··· GIVEN DATA

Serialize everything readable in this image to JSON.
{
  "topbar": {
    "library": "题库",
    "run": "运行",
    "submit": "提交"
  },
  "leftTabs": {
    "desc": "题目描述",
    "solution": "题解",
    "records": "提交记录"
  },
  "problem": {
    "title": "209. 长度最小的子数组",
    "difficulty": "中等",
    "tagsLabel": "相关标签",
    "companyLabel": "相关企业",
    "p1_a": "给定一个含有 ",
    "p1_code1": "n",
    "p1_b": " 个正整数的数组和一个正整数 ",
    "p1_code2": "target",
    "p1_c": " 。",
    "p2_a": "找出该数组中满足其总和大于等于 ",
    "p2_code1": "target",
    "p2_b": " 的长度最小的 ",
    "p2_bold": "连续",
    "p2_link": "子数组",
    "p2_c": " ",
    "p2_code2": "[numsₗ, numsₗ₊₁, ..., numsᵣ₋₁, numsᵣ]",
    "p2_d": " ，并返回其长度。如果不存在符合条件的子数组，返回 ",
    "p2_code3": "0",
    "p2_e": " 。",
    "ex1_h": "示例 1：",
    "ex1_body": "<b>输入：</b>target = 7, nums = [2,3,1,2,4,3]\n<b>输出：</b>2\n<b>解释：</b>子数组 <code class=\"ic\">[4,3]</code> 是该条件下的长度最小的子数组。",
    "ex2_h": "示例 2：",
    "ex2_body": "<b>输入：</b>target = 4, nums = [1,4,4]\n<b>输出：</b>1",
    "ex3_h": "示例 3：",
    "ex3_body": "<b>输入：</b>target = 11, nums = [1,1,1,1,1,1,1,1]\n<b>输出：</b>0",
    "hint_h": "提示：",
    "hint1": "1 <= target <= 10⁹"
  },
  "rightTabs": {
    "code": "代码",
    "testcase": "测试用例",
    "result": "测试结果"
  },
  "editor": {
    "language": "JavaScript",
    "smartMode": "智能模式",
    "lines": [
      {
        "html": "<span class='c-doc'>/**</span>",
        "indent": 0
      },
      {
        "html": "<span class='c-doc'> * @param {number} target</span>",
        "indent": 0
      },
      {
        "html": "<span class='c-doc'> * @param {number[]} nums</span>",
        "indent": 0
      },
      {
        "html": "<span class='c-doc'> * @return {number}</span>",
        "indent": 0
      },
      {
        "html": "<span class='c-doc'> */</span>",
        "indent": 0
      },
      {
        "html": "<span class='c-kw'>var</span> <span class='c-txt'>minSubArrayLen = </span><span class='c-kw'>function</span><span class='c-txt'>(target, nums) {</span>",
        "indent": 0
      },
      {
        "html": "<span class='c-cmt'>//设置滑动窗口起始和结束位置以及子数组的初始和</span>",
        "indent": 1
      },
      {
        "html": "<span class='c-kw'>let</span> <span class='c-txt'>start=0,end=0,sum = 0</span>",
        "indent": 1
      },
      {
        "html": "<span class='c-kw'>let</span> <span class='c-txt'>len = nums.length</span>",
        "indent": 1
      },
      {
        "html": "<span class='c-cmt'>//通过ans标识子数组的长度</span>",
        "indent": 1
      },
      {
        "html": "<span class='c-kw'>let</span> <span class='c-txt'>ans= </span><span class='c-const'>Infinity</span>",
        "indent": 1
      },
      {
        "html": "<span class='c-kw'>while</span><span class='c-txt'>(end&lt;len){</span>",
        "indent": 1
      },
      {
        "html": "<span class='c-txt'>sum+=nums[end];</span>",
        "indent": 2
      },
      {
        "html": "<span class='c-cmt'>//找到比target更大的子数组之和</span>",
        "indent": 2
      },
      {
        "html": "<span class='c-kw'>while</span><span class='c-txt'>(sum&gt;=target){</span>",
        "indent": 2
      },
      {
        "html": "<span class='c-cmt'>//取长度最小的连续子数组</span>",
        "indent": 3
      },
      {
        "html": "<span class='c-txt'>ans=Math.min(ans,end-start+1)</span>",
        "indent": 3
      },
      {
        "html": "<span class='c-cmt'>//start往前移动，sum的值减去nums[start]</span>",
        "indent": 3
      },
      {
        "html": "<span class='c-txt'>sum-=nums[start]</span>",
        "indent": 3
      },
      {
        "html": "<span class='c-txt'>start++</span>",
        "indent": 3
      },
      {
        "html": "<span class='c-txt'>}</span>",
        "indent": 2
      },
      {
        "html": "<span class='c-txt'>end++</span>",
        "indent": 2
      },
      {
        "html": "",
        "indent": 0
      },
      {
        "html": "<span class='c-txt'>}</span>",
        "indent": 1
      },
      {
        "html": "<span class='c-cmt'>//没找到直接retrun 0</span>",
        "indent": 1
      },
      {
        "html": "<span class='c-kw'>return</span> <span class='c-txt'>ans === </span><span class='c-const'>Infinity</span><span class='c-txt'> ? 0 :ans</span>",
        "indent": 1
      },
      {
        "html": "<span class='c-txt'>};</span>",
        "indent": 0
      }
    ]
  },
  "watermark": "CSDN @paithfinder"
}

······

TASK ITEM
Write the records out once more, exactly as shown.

PROBLEM SOLUTION
Serialize everything readable in this image to JSON.
{
  "topbar": {
    "library": "题库",
    "run": "运行",
    "submit": "提交"
  },
  "leftTabs": {
    "desc": "题目描述",
    "solution": "题解",
    "records": "提交记录"
  },
  "problem": {
    "title": "209. 长度最小的子数组",
    "difficulty": "中等",
    "tagsLabel": "相关标签",
    "companyLabel": "相关企业",
    "p1_a": "给定一个含有 ",
    "p1_code1": "n",
    "p1_b": " 个正整数的数组和一个正整数 ",
    "p1_code2": "target",
    "p1_c": " 。",
    "p2_a": "找出该数组中满足其总和大于等于 ",
    "p2_code1": "target",
    "p2_b": " 的长度最小的 ",
    "p2_bold": "连续",
    "p2_link": "子数组",
    "p2_c": " ",
    "p2_code2": "[numsₗ, numsₗ₊₁, ..., numsᵣ₋₁, numsᵣ]",
    "p2_d": " ，并返回其长度。如果不存在符合条件的子数组，返回 ",
    "p2_code3": "0",
    "p2_e": " 。",
    "ex1_h": "示例 1：",
    "ex1_body": "<b>输入：</b>target = 7, nums = [2,3,1,2,4,3]\n<b>输出：</b>2\n<b>解释：</b>子数组 <code class=\"ic\">[4,3]</code> 是该条件下的长度最小的子数组。",
    "ex2_h": "示例 2：",
    "ex2_body": "<b>输入：</b>target = 4, nums = [1,4,4]\n<b>输出：</b>1",
    "ex3_h": "示例 3：",
    "ex3_body": "<b>输入：</b>target = 11, nums = [1,1,1,1,1,1,1,1]\n<b>输出：</b>0",
    "hint_h": "提示：",
    "hint1": "1 <= target <= 10⁹"
  },
  "rightTabs": {
    "code": "代码",
    "testcase": "测试用例",
    "result": "测试结果"
  },
  "editor": {
    "language": "JavaScript",
    "smartMode": "智能模式",
    "lines": [
      {
        "html": "<span class='c-doc'>/**</span>",
        "indent": 0
      },
      {
        "html": "<span class='c-doc'> * @param {number} target</span>",
        "indent": 0
      },
      {
        "html": "<span class='c-doc'> * @param {number[]} nums</span>",
        "indent": 0
      },
      {
        "html": "<span class='c-doc'> * @return {number}</span>",
        "indent": 0
      },
      {
        "html": "<span class='c-doc'> */</span>",
        "indent": 0
      },
      {
        "html": "<span class='c-kw'>var</span> <span class='c-txt'>minSubArrayLen = </span><span class='c-kw'>function</span><span class='c-txt'>(target, nums) {</span>",
        "indent": 0
      },
      {
        "html": "<span class='c-cmt'>//设置滑动窗口起始和结束位置以及子数组的初始和</span>",
        "indent": 1
      },
      {
        "html": "<span class='c-kw'>let</span> <span class='c-txt'>start=0,end=0,sum = 0</span>",
        "indent": 1
      },
      {
        "html": "<span class='c-kw'>let</span> <span class='c-txt'>len = nums.length</span>",
        "indent": 1
      },
      {
        "html": "<span class='c-cmt'>//通过ans标识子数组的长度</span>",
        "indent": 1
      },
      {
        "html": "<span class='c-kw'>let</span> <span class='c-txt'>ans= </span><span class='c-const'>Infinity</span>",
        "indent": 1
      },
      {
        "html": "<span class='c-kw'>while</span><span class='c-txt'>(end&lt;len){</span>",
        "indent": 1
      },
      {
        "html": "<span class='c-txt'>sum+=nums[end];</span>",
        "indent": 2
      },
      {
        "html": "<span class='c-cmt'>//找到比target更大的子数组之和</span>",
        "indent": 2
      },
      {
        "html": "<span class='c-kw'>while</span><span class='c-txt'>(sum&gt;=target){</span>",
        "indent": 2
      },
      {
        "html": "<span class='c-cmt'>//取长度最小的连续子数组</span>",
        "indent": 3
      },
      {
        "html": "<span class='c-txt'>ans=Math.min(ans,end-start+1)</span>",
        "indent": 3
      },
      {
        "html": "<span class='c-cmt'>//start往前移动，sum的值减去nums[start]</span>",
        "indent": 3
      },
      {
        "html": "<span class='c-txt'>sum-=nums[start]</span>",
        "indent": 3
      },
      {
        "html": "<span class='c-txt'>start++</span>",
        "indent": 3
      },
      {
        "html": "<span class='c-txt'>}</span>",
        "indent": 2
      },
      {
        "html": "<span class='c-txt'>end++</span>",
        "indent": 2
      },
      {
        "html": "",
        "indent": 0
      },
      {
        "html": "<span class='c-txt'>}</span>",
        "indent": 1
      },
      {
        "html": "<span class='c-cmt'>//没找到直接retrun 0</span>",
        "indent": 1
      },
      {
        "html": "<span class='c-kw'>return</span> <span class='c-txt'>ans === </span><span class='c-const'>Infinity</span><span class='c-txt'> ? 0 :ans</span>",
        "indent": 1
      },
      {
        "html": "<span class='c-txt'>};</span>",
        "indent": 0
      }
    ]
  },
  "watermark": "CSDN @paithfinder"
}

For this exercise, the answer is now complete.